The Code Behind Model of ASP.NET

Almost from it’s beginning, HTML has been a mixture of data, display and logic.  While the original static pages might have only combined data and display, once scripting was introduced the three disciplines have lived together uncomfortably.  ASP only made this situation worse by introducing a different location (the server) where the scripting code could be executed. 

Ugly doesn’t adequately describe this problem.  There is little possibility for functional reuse in this scenario.  It is difficult even to modify existing business logic, much less make sure that it’s capable of being using by other components. This is not how enterprise-class applications are suppose to be created.

While ASP.NET supports this older processing model (known as in-line), it also introduced a newer model known a code-behind.  While this particular model doesn’t eliminate the data/display co-mingling, it does take the business logic away from the web page.  Instead, the events are handled by methods in a separate class.  The code behind class. Let’s take a brief look at how these pieces (the ASPX page and the code behind class) get wired together.

<%@ Page Language="C#" Inherits="ObjectSharp.WebPageClass" %>


Above is a standard, if simplistic, ASPX page.  Were it not for that first line, it would look like pretty much a run-of-the-mill HTML page.  And it’s that first line that brings the code-behind class into play.

That first line is known as the page directive.  When the ASPX file is processed, the directive is interpreted to mean that a) the language in any of the script blocks in the file will be in C# and b) that the processor should use methods in ObjectSharp.WebPageClass to handle the events raised by the web form.  As an example, this means that the MyButton_Click method (seen above as the Onclick event handler for MyButton) would be implemented in the assembly that contains the ObjectSharp.WebPageClass class.

using System;
using System.Web;
using System.Web.UI;
using System.Web.UI.WebControls;

namespace ObjectSharp
    public class WebPageClass : Page
        protected System.Web.UI.WebControls.Label MyLabel;
        protected System.Web.UI.WebControls.Button MyButton;
        protected System.Web.UI.WebControls.TextBox MyTextBox;

        public void MyButton_Click(Object sender, EventArgs e)
            MyLabel.Text = MyTextBox.Text.ToString();

Above is an example of a code-behind file for that example ASPX page.  Again, there are a couple of points worth noting.

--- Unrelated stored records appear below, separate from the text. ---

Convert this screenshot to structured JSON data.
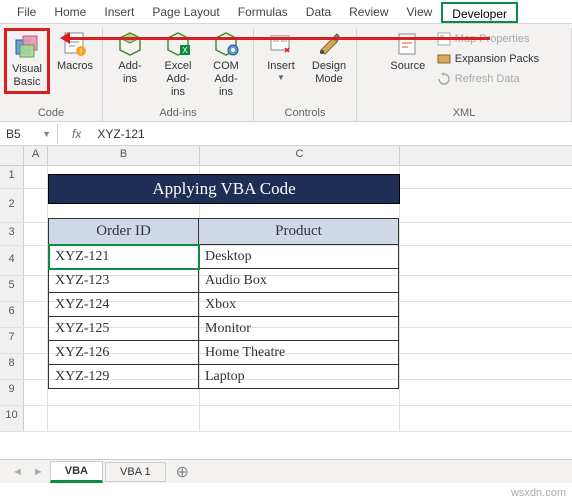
{
  "menu": {
    "tabs": [
      "File",
      "Home",
      "Insert",
      "Page Layout",
      "Formulas",
      "Data",
      "Review",
      "View",
      "Developer"
    ],
    "active": "Developer"
  },
  "ribbon": {
    "code": {
      "label": "Code",
      "visual_basic": "Visual Basic",
      "macros": "Macros"
    },
    "addins": {
      "label": "Add-ins",
      "addins": "Add-ins",
      "excel_addins": "Excel Add-ins",
      "com_addins": "COM Add-ins"
    },
    "controls": {
      "label": "Controls",
      "insert": "Insert",
      "design_mode": "Design Mode"
    },
    "xml": {
      "label": "XML",
      "source": "Source",
      "map_props": "Map Properties",
      "expansion": "Expansion Packs",
      "refresh": "Refresh Data"
    }
  },
  "formula_bar": {
    "name_box": "B5",
    "fx": "fx",
    "value": "XYZ-121"
  },
  "columns": [
    "A",
    "B",
    "C"
  ],
  "rows": [
    "1",
    "2",
    "3",
    "4",
    "5",
    "6",
    "7",
    "8",
    "9",
    "10"
  ],
  "title_banner": "Applying VBA Code",
  "table": {
    "headers": {
      "order_id": "Order ID",
      "product": "Product"
    },
    "rows": [
      {
        "id": "XYZ-121",
        "product": "Desktop"
      },
      {
        "id": "XYZ-123",
        "product": "Audio Box"
      },
      {
        "id": "XYZ-124",
        "product": "Xbox"
      },
      {
        "id": "XYZ-125",
        "product": "Monitor"
      },
      {
        "id": "XYZ-126",
        "product": "Home Theatre"
      },
      {
        "id": "XYZ-129",
        "product": "Laptop"
      }
    ]
  },
  "sheets": {
    "active": "VBA",
    "other": "VBA 1"
  },
  "watermark": "wsxdn.com"
}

First off, the class itself inherits from System.Web.UI.Page.  This is the base page for all ASP.NET code behind files.  The fully qualified name for this particular class is ObjectSharp.WebPageClass, which matches the Inherits attribute in the Page directive.  There is a public method called MyButton_Click that will be invoked whenever the MyButton control on the web page is clicked. 

The final item of note for this class definition are the three protected variables MyLabel, MyButton and MyTextBox.  You might have noticed that they correspond, by name and type, to the three elements of the example ASPX page that have asp: as the element’s namespace qualifier.  That is not a coincidence. By utilizing that asp: qualifier, a corresponding object is created in the code-behind.  Then when the methods of the object are manipulated within the code-behind class, the values on the web page are modified as well. 

In the example, the MyButton_Click method sets the Text property on MyLabel.  As a result, the MyLabel control on the page that is sent back to the browser will have it’s text updated.  This mapping is managed automatically by ASP.NET and has the effect of moving the web page development model much closer to the Windows Forms model.  While you can accurately claim that as an abstraction the ASP.NET code-behind model is leaky, as a starting point for ASP.NET developers, it is nice to have a familiar base from which to build.